> _Given data_:
__________

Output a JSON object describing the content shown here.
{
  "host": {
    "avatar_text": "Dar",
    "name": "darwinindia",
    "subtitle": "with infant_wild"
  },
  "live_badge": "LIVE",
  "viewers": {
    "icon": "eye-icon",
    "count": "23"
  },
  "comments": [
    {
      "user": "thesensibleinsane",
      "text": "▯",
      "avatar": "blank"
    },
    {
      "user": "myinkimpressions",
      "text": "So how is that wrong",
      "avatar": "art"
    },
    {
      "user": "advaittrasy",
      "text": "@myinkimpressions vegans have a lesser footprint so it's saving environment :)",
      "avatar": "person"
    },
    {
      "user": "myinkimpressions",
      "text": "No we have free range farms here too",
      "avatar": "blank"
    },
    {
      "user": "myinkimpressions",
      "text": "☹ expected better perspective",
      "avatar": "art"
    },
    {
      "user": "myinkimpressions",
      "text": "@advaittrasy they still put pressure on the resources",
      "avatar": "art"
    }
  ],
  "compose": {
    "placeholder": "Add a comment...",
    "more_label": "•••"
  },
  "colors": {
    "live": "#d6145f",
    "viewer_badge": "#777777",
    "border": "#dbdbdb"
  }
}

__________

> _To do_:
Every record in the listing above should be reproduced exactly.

> _Response to this task_:
Output a JSON object describing the content shown here.
{
  "host": {
    "avatar_text": "Dar",
    "name": "darwinindia",
    "subtitle": "with infant_wild"
  },
  "live_badge": "LIVE",
  "viewers": {
    "icon": "eye-icon",
    "count": "23"
  },
  "comments": [
    {
      "user": "thesensibleinsane",
      "text": "▯",
      "avatar": "blank"
    },
    {
      "user": "myinkimpressions",
      "text": "So how is that wrong",
      "avatar": "art"
    },
    {
      "user": "advaittrasy",
      "text": "@myinkimpressions vegans have a lesser footprint so it's saving environment :)",
      "avatar": "person"
    },
    {
      "user": "myinkimpressions",
      "text": "No we have free range farms here too",
      "avatar": "blank"
    },
    {
      "user": "myinkimpressions",
      "text": "☹ expected better perspective",
      "avatar": "art"
    },
    {
      "user": "myinkimpressions",
      "text": "@advaittrasy they still put pressure on the resources",
      "avatar": "art"
    }
  ],
  "compose": {
    "placeholder": "Add a comment...",
    "more_label": "•••"
  },
  "colors": {
    "live": "#d6145f",
    "viewer_badge": "#777777",
    "border": "#dbdbdb"
  }
}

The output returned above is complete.